The L. hesperus is a carnivore that eats mostly from the orders Coleoptera (beetles) and Hymenoptera (ants, wasps and bees) although they do eat other organisms such as grasshoppers and even other spiders (Salomon 2011, Drees and Jackman 1999). There still has not been a lot of research done on their diet but it is certain how they eat.

Both photos by Richard Greene

Widow spiders are not fast eaters by any means. Once their victim gets stuck in their extremely sticky and strong web, the spider rushes out to further entrap them by spinning more web and using specialized comb structures on their fourth tarsus (seen below) to throw it around various parts of the victims body (Smithsonian National Museum of Natural History 2012).

Latrodectus hesperus
Photo by Jeremy Miller

Only when completely immobilized, the spider bites their victim and the strong neurotoxin venom (which is 15 times stronger than a rattlesnakes!) injected kills the prey in about ten minutes. In the meantime, the spider continues wrap their prey with web. Once movement ceases, the spider then releases enzymes to start digesting the prey.

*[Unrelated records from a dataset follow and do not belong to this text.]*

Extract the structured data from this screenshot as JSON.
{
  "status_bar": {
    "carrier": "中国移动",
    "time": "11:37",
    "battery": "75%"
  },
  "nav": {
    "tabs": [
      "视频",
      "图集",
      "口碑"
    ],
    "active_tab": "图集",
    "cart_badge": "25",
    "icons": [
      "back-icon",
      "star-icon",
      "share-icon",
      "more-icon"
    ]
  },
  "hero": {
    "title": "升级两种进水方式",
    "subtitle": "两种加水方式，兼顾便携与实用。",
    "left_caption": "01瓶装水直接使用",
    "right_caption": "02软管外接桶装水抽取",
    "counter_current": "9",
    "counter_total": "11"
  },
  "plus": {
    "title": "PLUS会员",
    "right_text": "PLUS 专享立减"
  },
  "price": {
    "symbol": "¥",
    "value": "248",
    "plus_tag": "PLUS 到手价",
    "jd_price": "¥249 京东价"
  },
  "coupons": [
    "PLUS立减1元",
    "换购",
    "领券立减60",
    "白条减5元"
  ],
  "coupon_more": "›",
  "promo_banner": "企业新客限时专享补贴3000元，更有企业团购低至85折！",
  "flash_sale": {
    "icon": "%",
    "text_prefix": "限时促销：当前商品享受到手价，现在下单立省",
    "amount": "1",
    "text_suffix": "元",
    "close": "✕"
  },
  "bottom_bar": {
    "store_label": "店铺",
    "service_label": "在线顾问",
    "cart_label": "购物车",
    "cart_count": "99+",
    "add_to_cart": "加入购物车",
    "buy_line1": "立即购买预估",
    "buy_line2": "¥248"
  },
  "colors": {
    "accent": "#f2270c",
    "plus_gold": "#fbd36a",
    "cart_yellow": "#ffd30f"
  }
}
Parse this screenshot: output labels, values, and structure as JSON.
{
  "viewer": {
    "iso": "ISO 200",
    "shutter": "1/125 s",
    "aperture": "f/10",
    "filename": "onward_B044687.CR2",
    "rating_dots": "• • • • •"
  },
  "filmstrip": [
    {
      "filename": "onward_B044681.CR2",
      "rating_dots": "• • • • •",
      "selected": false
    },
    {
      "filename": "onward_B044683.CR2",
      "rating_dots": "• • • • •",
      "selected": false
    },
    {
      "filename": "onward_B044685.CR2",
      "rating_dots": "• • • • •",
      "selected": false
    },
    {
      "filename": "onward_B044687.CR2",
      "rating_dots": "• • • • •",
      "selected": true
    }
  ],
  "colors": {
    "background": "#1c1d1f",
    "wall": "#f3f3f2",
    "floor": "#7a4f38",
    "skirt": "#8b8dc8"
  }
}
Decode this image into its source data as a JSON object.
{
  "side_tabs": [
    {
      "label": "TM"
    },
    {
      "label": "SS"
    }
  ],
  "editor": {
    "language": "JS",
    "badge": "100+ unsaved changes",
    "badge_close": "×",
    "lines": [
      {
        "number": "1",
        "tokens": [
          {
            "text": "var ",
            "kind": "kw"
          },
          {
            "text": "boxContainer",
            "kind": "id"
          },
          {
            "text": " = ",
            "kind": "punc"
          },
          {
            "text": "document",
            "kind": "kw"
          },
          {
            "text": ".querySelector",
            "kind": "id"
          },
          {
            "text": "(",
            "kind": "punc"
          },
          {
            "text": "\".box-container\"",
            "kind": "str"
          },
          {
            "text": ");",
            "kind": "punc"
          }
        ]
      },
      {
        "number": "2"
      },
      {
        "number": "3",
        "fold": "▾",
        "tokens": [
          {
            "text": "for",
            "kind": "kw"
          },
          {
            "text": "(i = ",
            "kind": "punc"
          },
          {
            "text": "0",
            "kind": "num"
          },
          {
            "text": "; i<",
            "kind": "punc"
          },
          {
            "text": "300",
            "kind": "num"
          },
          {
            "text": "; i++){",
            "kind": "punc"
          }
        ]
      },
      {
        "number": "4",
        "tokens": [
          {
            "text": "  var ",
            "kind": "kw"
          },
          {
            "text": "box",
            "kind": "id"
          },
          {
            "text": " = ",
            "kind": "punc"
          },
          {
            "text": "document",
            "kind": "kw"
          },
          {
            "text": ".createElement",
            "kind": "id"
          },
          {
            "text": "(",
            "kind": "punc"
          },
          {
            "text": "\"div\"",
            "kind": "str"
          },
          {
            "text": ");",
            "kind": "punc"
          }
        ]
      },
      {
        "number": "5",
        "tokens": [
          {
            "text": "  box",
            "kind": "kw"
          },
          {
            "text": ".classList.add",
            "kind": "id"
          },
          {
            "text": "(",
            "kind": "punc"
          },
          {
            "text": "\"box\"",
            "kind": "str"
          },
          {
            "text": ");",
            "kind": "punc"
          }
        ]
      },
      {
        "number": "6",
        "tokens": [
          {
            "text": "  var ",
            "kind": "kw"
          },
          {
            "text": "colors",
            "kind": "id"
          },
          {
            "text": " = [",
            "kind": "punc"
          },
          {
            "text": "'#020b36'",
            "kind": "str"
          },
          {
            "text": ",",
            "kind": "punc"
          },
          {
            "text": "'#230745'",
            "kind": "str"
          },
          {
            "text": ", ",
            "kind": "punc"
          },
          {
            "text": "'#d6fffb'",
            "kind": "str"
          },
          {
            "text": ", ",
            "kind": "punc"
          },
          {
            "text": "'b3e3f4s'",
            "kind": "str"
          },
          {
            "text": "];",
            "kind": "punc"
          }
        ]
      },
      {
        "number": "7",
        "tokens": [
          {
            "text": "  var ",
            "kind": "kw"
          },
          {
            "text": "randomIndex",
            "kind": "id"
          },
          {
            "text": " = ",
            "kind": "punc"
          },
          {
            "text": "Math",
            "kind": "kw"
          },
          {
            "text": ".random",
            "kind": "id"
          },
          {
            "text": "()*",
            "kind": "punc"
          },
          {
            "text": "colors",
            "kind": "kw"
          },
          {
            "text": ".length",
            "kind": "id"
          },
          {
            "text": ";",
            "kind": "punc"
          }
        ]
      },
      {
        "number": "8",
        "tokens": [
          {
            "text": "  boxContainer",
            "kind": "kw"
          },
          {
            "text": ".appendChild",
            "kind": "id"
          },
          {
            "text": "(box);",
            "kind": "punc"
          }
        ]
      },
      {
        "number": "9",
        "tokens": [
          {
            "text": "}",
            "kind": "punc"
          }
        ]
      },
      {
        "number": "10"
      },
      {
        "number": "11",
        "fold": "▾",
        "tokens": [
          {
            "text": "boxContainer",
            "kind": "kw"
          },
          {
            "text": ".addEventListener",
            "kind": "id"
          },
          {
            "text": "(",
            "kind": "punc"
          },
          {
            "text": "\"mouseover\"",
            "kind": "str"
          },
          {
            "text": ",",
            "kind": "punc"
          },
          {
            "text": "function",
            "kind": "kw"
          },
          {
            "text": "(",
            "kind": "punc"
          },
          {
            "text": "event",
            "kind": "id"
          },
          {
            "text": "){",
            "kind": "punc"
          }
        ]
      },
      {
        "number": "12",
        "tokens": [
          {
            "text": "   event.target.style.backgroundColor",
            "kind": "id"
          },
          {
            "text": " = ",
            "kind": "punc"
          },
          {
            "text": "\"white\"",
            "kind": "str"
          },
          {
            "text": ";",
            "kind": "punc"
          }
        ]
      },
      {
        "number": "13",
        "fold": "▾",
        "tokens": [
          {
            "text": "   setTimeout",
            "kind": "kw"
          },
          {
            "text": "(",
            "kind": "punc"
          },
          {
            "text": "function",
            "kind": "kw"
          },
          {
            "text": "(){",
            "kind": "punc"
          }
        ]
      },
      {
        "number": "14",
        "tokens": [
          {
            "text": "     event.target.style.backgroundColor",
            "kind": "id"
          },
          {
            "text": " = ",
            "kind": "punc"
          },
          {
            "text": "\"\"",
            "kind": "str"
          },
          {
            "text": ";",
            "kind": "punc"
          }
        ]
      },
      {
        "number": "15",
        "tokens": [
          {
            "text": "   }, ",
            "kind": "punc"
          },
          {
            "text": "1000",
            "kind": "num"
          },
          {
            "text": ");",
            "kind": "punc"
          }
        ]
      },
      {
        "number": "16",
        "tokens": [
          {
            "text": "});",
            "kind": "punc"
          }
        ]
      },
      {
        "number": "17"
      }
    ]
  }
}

In nature, the spider would then drag its prey into a more secluded "retreat" area to either store it until the spider is hungry or feast upon it. When Latrodectus hesperus eats its prey, it siphons out the inside material, that has been liquefied by the enzymes, and leaves the outside of the prey intact, like a shell of what it used to be (Animal Diversity Web 2001).

Here are a couple fantastic YouTube videos of female black widows in captivity capturing prey: